Back in October there was a pretty screaming deal on access to The Fort if you already had a season pass, so I snagged the no-longer-available option. The price structure has changed a bit but here I am with access until June. Typically I work from my home office: three phones, three monitors, two headsets, charging stations galore, a comfy chair, and a stand-up/-sit-down desk. I don’t really need a co-working space in Mammoth personally but the concept of being able to work from Main Lodge (one of the two Fort locations) just seemed too good to pass up.
The Main Lodge location is, frankly, perfect. As you can see in the photo you are quite literally spitting distance from Chair 6. Walking, it takes less than a minute from your desk to the chair. There’s wifi, lockers, places to stash skis/boards, a decently sized coat rack, and a sweet app that lets you unlock the door from your phone.
It’s relatively quiet inside and it’s at the end of a hallway that isn’t trafficked by most skiers/boarders so you can even kinda-sorta make phone calls from there, more on that below.
It’s also warm and dry which might not seem like much but folks coming in with snow gear on tend to create a lot of humidity as the moisture evaporates so it was nice to not be a dank sauna.
Four knocks against it I would make:
- Size. It’s small, and although empty in the photo above imagine three more folks in there (a total of five, counting me and the person at the far end) and you can see how it can get cramped quick. There are 8 lockers present, only a couple of which weren’t locked already, and I’m not sure how you could truthfully manage to have 8 people in there. Photos often show someone sitting in a chair with an iPad but modern work generally involves a laptop, a drink, a notepad, and your phone. My advice: get there early and don’t expect to show up mid-afternoon and have much to work with.
- The chairs are terrible. Although they look neat, I’ll bet you cold hard cash that no one reading this right now would want to sit in them for more than 30 minutes. They look good and trendy, but comfy office chairs exist for a reason.

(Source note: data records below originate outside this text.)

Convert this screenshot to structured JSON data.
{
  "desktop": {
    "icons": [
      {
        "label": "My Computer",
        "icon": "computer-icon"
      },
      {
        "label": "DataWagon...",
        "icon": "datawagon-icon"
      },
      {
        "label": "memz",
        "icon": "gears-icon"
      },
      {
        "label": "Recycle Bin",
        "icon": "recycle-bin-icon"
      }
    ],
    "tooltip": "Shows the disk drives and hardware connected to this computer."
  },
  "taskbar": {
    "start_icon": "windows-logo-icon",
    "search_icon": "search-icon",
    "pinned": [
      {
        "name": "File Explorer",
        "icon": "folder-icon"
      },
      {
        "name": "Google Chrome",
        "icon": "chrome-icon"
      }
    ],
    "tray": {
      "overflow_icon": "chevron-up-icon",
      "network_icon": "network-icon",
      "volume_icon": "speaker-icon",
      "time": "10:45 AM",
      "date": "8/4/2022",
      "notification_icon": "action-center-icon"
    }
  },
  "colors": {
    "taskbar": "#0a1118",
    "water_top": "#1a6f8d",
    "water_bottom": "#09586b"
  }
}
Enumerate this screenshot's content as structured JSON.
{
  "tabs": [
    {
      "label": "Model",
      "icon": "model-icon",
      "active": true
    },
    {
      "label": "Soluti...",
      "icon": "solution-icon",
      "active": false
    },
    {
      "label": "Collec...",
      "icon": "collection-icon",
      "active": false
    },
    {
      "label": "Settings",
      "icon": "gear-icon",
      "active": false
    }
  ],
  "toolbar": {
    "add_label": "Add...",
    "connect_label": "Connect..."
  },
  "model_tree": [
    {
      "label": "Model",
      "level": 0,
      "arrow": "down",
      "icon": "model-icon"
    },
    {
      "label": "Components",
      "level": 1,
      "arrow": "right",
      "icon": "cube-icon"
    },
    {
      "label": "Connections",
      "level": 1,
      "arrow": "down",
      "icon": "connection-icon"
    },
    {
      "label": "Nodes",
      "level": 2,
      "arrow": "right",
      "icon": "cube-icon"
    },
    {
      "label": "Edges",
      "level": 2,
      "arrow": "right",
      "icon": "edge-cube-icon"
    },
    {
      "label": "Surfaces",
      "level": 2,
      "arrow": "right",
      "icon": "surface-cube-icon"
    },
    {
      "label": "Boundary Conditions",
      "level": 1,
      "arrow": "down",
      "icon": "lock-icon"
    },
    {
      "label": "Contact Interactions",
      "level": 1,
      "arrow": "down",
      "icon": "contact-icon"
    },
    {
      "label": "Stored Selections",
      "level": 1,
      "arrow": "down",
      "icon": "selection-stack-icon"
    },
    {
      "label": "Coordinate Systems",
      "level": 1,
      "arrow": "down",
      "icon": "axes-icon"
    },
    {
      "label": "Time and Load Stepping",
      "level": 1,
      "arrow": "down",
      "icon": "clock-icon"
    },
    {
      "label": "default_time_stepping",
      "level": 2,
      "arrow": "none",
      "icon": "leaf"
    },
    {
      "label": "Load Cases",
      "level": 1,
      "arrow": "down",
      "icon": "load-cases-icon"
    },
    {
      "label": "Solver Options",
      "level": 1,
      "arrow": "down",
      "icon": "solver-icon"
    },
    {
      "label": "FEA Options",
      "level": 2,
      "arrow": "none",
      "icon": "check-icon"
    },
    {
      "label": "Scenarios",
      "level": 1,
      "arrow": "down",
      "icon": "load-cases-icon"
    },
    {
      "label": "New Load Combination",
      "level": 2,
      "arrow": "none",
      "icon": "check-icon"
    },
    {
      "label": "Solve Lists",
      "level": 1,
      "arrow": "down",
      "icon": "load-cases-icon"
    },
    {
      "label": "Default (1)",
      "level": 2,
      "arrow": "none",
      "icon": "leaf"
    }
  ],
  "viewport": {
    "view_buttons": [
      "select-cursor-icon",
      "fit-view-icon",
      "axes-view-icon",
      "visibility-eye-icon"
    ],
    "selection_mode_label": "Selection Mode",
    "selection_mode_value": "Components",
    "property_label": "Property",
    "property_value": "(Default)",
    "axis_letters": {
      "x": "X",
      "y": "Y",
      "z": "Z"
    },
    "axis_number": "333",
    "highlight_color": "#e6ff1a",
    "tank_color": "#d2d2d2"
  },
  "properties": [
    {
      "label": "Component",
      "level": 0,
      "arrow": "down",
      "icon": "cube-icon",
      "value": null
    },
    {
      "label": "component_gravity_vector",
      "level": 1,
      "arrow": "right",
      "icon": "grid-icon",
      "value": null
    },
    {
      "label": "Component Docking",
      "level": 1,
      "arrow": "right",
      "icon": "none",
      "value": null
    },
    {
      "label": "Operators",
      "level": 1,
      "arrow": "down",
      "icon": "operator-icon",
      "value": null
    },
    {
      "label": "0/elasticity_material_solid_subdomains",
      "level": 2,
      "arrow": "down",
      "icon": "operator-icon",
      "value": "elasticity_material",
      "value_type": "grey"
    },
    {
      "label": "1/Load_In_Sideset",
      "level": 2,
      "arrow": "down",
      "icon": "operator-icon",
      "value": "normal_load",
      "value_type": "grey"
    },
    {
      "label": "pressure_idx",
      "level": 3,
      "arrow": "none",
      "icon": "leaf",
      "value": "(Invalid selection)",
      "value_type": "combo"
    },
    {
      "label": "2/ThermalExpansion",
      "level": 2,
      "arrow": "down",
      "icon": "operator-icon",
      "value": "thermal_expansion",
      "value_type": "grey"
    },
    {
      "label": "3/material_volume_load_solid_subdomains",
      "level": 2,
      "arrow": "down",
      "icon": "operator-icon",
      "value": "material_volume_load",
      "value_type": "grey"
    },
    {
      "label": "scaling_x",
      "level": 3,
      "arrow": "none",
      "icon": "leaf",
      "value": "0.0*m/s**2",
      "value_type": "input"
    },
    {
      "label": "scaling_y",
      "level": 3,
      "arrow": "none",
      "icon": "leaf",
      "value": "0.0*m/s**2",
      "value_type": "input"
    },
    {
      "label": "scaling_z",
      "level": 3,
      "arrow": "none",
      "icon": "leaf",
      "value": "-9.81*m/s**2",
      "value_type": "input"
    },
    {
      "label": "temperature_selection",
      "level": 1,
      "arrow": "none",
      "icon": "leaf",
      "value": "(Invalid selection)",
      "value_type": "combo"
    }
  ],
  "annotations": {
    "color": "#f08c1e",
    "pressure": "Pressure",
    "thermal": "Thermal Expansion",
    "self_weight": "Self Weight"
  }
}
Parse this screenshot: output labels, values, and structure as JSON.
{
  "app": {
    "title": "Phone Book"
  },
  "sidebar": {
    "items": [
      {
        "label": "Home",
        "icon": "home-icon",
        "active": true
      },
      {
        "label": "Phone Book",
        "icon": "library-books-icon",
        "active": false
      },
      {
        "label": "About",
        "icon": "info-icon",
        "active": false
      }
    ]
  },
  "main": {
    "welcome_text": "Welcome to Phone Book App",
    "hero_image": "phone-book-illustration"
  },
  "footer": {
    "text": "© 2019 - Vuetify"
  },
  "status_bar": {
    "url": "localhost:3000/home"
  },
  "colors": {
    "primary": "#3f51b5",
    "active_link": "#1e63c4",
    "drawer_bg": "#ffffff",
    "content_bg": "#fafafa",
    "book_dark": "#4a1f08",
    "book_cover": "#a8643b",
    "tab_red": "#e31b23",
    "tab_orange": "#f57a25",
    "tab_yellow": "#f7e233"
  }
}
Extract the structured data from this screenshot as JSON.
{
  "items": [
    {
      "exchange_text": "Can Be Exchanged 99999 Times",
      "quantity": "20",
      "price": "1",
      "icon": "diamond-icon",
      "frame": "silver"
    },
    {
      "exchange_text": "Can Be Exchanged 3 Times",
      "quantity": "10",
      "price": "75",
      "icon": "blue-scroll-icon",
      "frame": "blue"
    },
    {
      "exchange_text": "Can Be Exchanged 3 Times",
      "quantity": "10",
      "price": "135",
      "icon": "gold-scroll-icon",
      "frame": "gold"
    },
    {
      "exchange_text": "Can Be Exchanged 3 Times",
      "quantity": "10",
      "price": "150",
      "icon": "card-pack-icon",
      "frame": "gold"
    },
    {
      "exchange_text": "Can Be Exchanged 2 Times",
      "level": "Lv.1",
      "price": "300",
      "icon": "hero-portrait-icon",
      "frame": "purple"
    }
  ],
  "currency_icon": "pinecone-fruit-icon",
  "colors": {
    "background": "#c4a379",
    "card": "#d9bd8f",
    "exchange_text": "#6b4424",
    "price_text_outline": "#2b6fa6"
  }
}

- Zero kitchen. Mammoth exists to make money, and there’s nothing wrong with that. But most every workplace has a kitchen because it is just way too cost prohibitive to eat out for all your meals. That’s especially true at a ski resort where two hard boiled eggs and a cup of coffee ran me $9 yesterday. Additionally, some folks have dietary issues. Pretty much any workplace including, I’m sure, for the folks who work at Main Lodge for Mammoth, has an employee fridge and a kitchen of some extent. Perhaps just a microwave, toaster oven, and drip coffee machine. The Fort at Main Lodge has zero in that regard.
- Only one “sound proof” area for calls. Co-working spaces suffer from this problem in general: where do you make phone calls? You can be that obnoxious jerk who rattles off in a public area, forcing everyone else to put headphones on. Or you can be considerate and walk somewhere quiet. Some people aren’t on the phone a lot but it’s rare I think for most people to not need to be on a call at least once a day. There is the outside hallway but it’s only luck if you get privacy there.
The Fort started up last year with two locations: main lodge and “downtown”. The downtown location is by far larger and better equipped. Main Lodge’s location is not just its advantage but it’s really its only advantage with a pile of disadvantages heaped on.
Real estate being what it is, it shouldn’t be a surprise that space at a ski resort’s lodge is a top commodity with contention all around for multiple purposes. And considering that The Fort only opened a year ago, I think they’ve done a terrific job with where they’re at.
The Fort’s integration with the ski resort is the blessing and the curse. Without that integration, there’s no way you’re going to be in such a great location, have the financial capital, the built-in maintenance and janitorial services, or the ability to do things like offer packages that combine a Cali4nia Pass.
Conversely, that integration favors the inclusive design of ski resort economics. You should be eating at ski resort restaurants, buying or renting your gear from the resort, staying at ski resort lodging, and otherwise staying inside the ski resort ecosystem.
For me personally I’ll look at the pricing next year to see if it makes sense. I’m not their target market of course, having a home office already in Mammoth. But I would hope that they continue to improve and that similar to most other work spaces (including co-working spaces across the country) thought is given to things like food and multi-hour comfort.
In short, employees at Mammoth Mountain don’t sit in one of those chairs or spend $5 for a cup of drip coffee, because that’s not the standard of a professional American workplace. Whether that’s what the Fort is trying to do, be a modern professional workplace more so than part of the resort’s economic ecosystem, is a balancing act I think they’ll be working with for some time. I’m looking forward to seeing how things progress.